Finally, we come to my point for this whole post: MythTV. Imagine that said in the “monster-truck-commercial-voice”, because that’s how I envisioned it. MythTV is a complete home-theater program that runs on Linux. When I say complete, I mean complete. Myth will allow you to record shows like the others, burn DVD’s of your recordings (WMC only does some), emulate old gaming systems, surf the internet (in fairness, WMC will too), and customize as you want (good luck registering WMC if you make changes). In addition, Myth works much better than WMC with less hardware requirements. Just go to www.mythtv.org and www.microsoft.com to compare specs. It’s okay, I’ll wait. Now, if you actually looked, you’ll see that the XP/Media Center requirements are really low. Now I challenge anyone to operate on those system requirements and be productive. While that may be the minimum to start the OS, it is impossible to actually USE the system at those specifications.

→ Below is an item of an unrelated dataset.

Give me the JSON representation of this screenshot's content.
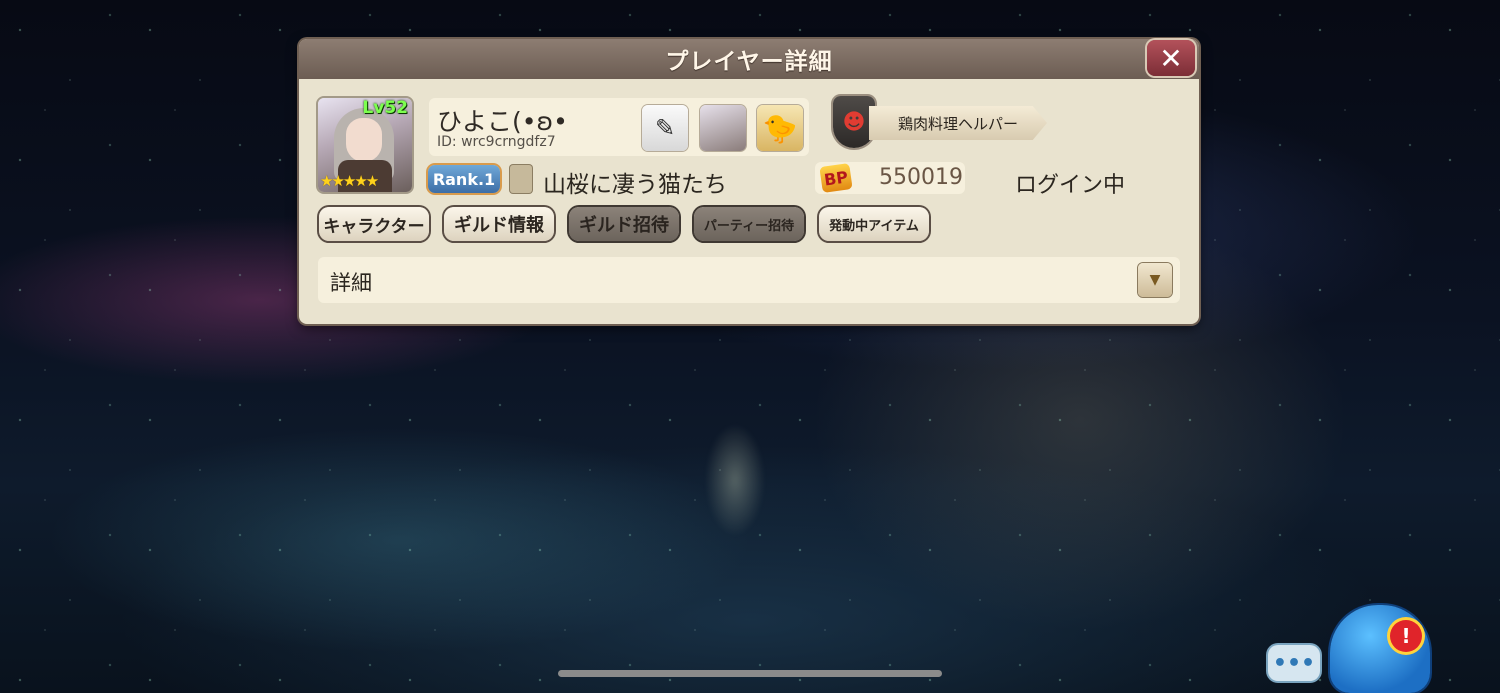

Oh, did I mention that upgrades to Myth are free? Yes, that’s right. WMC users will need to pay a (likely) outrageous sum to upgrade to the Vista version. Figure the free license into the cost of ownership with the cost of cheaper (older) components, and a Myth box can easily be made far more cheaply than a WMC PC.

Well, this has been my brief description of the four options facing someone looking to replace their VCR. Yep, I’m biased toward Myth and against WMC. Sorry if you don’t like it, but it’s my blog.

Here are some links to pre-built MythTV systems.